As the holidays approach, I am thinking of all those overflowing trash cans that will soon line the streets of suburbia where I live. It’ll start will crinkly Halloween candy cellophane, move on to an overabundance of pre-packaged Thanksgiving foods, and end in a mountain of paper and cardboard come December.

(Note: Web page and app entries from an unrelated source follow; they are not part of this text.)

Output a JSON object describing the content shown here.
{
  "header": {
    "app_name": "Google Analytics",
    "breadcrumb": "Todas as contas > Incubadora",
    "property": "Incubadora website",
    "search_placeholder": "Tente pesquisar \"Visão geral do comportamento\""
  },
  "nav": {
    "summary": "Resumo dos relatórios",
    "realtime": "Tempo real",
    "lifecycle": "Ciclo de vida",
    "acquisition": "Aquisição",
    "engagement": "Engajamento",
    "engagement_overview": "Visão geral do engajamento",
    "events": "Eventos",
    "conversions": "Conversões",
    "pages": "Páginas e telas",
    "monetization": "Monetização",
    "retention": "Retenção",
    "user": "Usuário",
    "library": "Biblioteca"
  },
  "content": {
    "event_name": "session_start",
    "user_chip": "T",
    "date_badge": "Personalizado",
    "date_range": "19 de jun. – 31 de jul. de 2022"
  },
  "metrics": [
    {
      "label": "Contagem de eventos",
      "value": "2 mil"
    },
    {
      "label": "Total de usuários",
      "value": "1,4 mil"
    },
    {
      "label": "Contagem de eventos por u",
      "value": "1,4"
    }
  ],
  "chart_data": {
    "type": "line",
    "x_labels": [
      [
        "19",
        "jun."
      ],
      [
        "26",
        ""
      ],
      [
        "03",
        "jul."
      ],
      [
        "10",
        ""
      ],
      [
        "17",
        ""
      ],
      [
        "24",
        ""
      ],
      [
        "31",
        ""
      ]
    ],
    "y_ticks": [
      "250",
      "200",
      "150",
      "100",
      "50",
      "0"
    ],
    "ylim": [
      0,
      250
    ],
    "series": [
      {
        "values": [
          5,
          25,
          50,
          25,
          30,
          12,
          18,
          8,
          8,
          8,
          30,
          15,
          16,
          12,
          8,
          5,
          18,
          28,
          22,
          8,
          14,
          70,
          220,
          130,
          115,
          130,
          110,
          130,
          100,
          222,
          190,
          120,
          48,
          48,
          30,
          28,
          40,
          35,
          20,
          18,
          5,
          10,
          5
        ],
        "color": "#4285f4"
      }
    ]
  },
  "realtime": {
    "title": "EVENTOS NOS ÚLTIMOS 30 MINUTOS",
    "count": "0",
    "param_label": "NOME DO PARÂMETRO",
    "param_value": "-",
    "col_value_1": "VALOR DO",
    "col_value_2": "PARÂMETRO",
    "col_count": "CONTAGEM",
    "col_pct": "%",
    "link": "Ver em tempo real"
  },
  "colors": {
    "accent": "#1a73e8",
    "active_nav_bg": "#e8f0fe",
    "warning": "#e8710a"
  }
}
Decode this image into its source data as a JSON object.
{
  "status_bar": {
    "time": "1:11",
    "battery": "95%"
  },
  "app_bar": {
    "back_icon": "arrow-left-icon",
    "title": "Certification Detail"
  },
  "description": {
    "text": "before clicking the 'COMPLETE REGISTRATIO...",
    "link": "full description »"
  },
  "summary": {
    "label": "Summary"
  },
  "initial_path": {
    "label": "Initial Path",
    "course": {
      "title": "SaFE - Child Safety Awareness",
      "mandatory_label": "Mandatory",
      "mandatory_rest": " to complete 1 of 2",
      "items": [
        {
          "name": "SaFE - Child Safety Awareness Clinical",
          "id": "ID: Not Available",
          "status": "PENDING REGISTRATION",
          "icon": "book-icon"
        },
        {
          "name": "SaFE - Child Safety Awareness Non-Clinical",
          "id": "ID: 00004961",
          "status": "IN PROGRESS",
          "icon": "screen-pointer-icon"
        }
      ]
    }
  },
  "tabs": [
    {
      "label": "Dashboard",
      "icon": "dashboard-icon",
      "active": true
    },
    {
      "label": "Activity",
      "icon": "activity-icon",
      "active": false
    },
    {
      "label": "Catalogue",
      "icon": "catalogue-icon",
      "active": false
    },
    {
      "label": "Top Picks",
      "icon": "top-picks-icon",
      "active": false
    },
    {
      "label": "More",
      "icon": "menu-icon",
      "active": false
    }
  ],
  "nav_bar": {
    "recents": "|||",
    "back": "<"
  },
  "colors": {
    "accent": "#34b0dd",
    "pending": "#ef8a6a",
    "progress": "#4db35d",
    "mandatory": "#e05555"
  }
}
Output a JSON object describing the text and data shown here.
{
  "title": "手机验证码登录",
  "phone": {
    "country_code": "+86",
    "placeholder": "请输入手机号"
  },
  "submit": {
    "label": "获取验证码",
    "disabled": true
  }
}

So what are we doing about it?
What is Sustainable Packaging?
According to the Sustainable Packaging Coalition sustainable packaging:
- Is beneficial, safe & healthy for individuals and communities throughout its life cycle
- Meets market criteria for performance and cost
- Is sourced, manufactured, transported, and recycled using renewable energy
- Maximizes the use of renewable or recycled source materials
- Is manufactured using clean production technologies and best practices
- Is made from materials healthy in all probable end of life scenarios
- Is physically designed to optimize materials and energy
- Is effectively recovered and utilized in biological and/or industrial cradle to cradle cycles
Or, as defined by the World Commission on Environment and Development, a sustainable product is on that
meets the needs of the present without compromising the ability of future generations
Packaging 2.0 describes a sustainable product as one where:
- the materials must be same-cycled into a product of equal value, or up-cycled into a product of higher value; while the process would either have no impact on the environment or improve it
How are these concepts actually applied?
Coca Cola focuses on package design, community recycling centers, and material reuse. Arm and Hammer has started selling cleaning agents in concentrate, complete with empty spray bottle and instructions for the consumer to ‘just add water’. Packaging design website DieLine keeps the industry apprised of innovative materials.
The Bottom Line
If you’re wondering about the cost of all these sustainability changes, Dennis Salazar at Salazar Packaging offers an insider’s perspective on the profit motives of going green at Green.Biz.com. If you’re curious about the [not so noble] intentions behind all this greening of business, it’s a must read.